When the Houston Texans and Oakland Raiders take the field at Mexico City's sold-out Estadio Azteca on Monday night, Brock Osweiler, Derek Carr and their teammates will be treated to the standard NFL amenities of a recently refurbished stadium. But when the Philadelphia Eagles and New Orleans Saints contested the first NFL game in Mexico on Aug. 5, 1978, the conditions were hardly befitting of professional American football.
"When we went there, they weren't prepared," Ron Jaworski, the Eagles' starting quarterback that season, says of that preseason matchup 38 years ago. "We played in a bullring, the locker rooms were too small, and the goal posts were crooked."
The idea of playing in Mexico came as the NFL aimed to expand its brand after its merger with the AFL was agreed to in 1966. Two games were played in Montreal in 1969, and the league sent the San Diego Chargers and St. Louis Cardinals (now Arizona Cardinals) to Tokyo in 1976. Two years later, after a push from the local government, the league went south of the border. "The NFL was playing games in nontraditional cities to expand the brand -- Memphis, San Antonio," says Jaworski, now an ESPN analyst. "It was huge at the time to play a game [in Mexico]."
The Eagles and Saints squared off in Mexico City at the 30,000-seat Estadio de la Ciudad de los Deportes, a soccer venue now called Estadio Azul.

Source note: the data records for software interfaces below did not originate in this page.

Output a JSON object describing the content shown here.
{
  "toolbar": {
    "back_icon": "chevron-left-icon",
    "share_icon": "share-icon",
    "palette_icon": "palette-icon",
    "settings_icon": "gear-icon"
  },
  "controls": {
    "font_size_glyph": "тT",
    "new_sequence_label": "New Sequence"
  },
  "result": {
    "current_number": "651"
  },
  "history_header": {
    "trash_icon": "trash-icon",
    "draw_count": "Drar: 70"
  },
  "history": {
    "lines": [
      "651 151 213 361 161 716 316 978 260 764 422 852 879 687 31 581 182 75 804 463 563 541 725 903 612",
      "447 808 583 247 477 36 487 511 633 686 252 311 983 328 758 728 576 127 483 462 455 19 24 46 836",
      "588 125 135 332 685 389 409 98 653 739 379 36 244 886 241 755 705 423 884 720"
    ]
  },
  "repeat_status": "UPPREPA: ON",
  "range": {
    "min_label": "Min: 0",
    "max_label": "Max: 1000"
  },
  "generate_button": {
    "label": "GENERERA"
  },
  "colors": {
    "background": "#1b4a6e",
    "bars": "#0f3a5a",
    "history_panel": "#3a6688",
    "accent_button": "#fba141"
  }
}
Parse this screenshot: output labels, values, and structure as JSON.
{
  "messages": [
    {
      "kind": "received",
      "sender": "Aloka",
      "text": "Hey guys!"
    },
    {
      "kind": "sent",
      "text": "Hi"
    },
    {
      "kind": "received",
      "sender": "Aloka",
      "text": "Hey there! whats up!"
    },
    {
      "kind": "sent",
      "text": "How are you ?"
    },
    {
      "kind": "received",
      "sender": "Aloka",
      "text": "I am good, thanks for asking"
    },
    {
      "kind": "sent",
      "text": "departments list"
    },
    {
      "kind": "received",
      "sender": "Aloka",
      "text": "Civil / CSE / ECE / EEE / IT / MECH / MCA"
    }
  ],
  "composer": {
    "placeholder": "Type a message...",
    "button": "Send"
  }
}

Although bullfights weren't actually held there, as Jaworski joked, it sits across the street from the largest bullring in the world at Plaza Mexico. "We were excited about the trip, but the facilities now are 100 times better," Jaworski says.
It wasn't just the venue that caused issues. Mexico City's altitude -- approximately 2,000 feet higher than Denver -- also presented challenges. "Much like [when we would go to] Denver, we were gassed," Jaworski says. "I remember very well after pregame warmups. You need to prepare yourself really hard to play at that altitude."
Sixteen years would pass after the Saints' 14-7 win over Jaworski's Eagles before the NFL returned to Mexico. Six more preseason games were played there from 1994 to 2001, with five of those contests in Mexico City. In 2005, the Arizona Cardinals and San Francisco 49ers played at Estadio Azteca in the first regular-season NFL game held outside the United States. But the NFL's only ventures across borders over the past 11 years have been to Toronto and London.
Jaworski thinks Mexico's wait after Monday's game will be significantly shorter. "It's going to be a long-term thing," Jaworski says of the NFL's aspirations to grow in Mexico and other international markets. "I know the people in Mexico love the NFL, and they love football. There's been great support for the games in Europe. It's amazing how Beijing loves the game of football. You look around the world now, and there's an infatuation with the sport."